Top of DATA FOR PROCESSING
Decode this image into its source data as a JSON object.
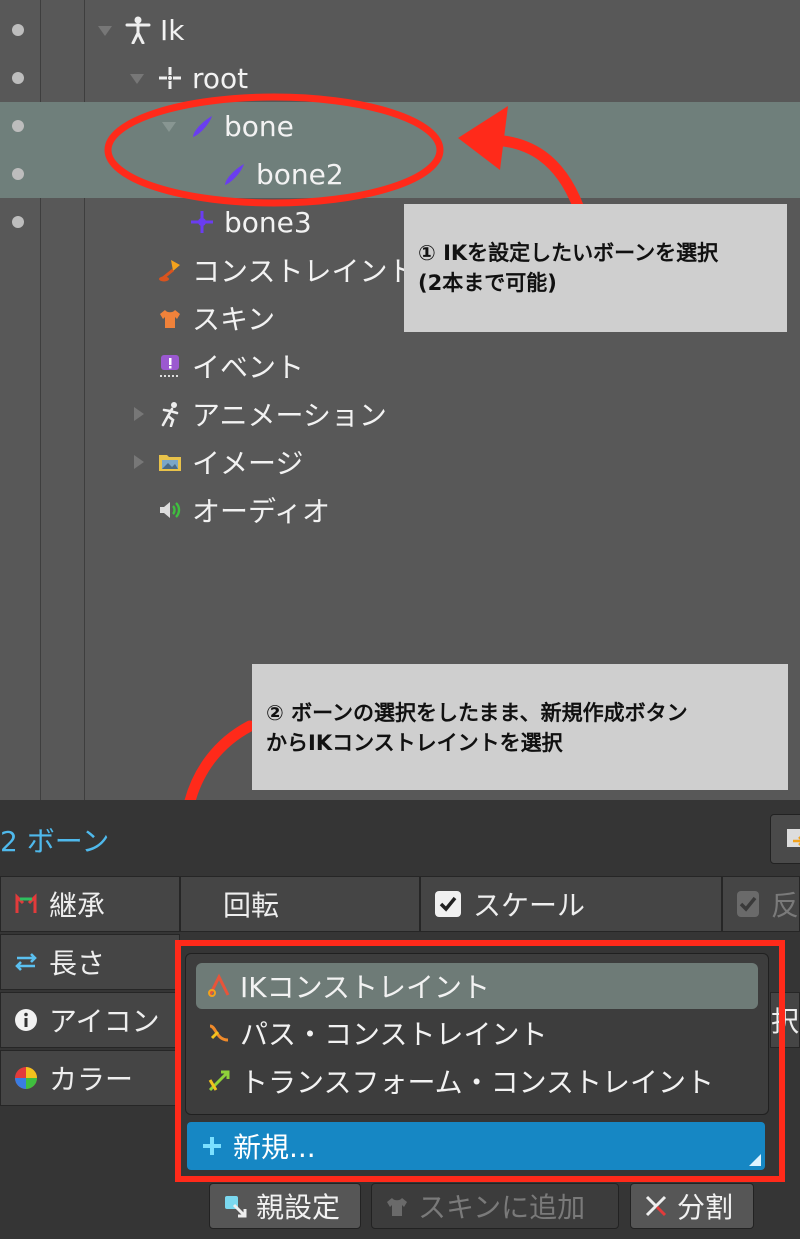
{
  "tree": {
    "items": [
      {
        "label": "Ik",
        "icon": "skeleton-icon"
      },
      {
        "label": "root",
        "icon": "root-bone-icon"
      },
      {
        "label": "bone",
        "icon": "bone-icon"
      },
      {
        "label": "bone2",
        "icon": "bone-icon"
      },
      {
        "label": "bone3",
        "icon": "bone-cross-icon"
      },
      {
        "label": "コンストレイント",
        "icon": "constraint-pin-icon"
      },
      {
        "label": "スキン",
        "icon": "skin-shirt-icon"
      },
      {
        "label": "イベント",
        "icon": "event-icon"
      },
      {
        "label": "アニメーション",
        "icon": "animation-runner-icon"
      },
      {
        "label": "イメージ",
        "icon": "image-folder-icon"
      },
      {
        "label": "オーディオ",
        "icon": "audio-speaker-icon"
      }
    ]
  },
  "callouts": {
    "step1": "① IKを設定したいボーンを選択",
    "step1_sub": "(2本まで可能)",
    "step2": "② ボーンの選択をしたまま、新規作成ボタン",
    "step2_sub": "からIKコンストレイントを選択"
  },
  "panel": {
    "title": "2 ボーン",
    "rows": [
      {
        "label": "継承",
        "icon": "inherit-icon"
      },
      {
        "label": "長さ",
        "icon": "length-arrows-icon"
      },
      {
        "label": "アイコン",
        "icon": "info-icon"
      },
      {
        "label": "カラー",
        "icon": "color-wheel-icon"
      }
    ],
    "rotate_label": "回転",
    "scale_label": "スケール",
    "reflect_label": "反",
    "cut_text": "択"
  },
  "menu": {
    "items": [
      {
        "label": "IKコンストレイント",
        "icon": "ik-constraint-icon"
      },
      {
        "label": "パス・コンストレイント",
        "icon": "path-constraint-icon"
      },
      {
        "label": "トランスフォーム・コンストレイント",
        "icon": "transform-constraint-icon"
      }
    ],
    "new_label": "新規..."
  },
  "buttons": {
    "parent": "親設定",
    "add_skin": "スキンに追加",
    "split": "分割"
  },
  "colors": {
    "selection": "#6f7f7b",
    "accent_blue": "#1687c4",
    "annotation_red": "#ff2a1a",
    "title_blue": "#4fb9ec"
  }
}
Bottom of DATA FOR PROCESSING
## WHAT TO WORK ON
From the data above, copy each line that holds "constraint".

## ANSWER SECTION
        "icon": "constraint-pin-icon"
        "icon": "ik-constraint-icon"
        "icon": "path-constraint-icon"
        "icon": "transform-constraint-icon"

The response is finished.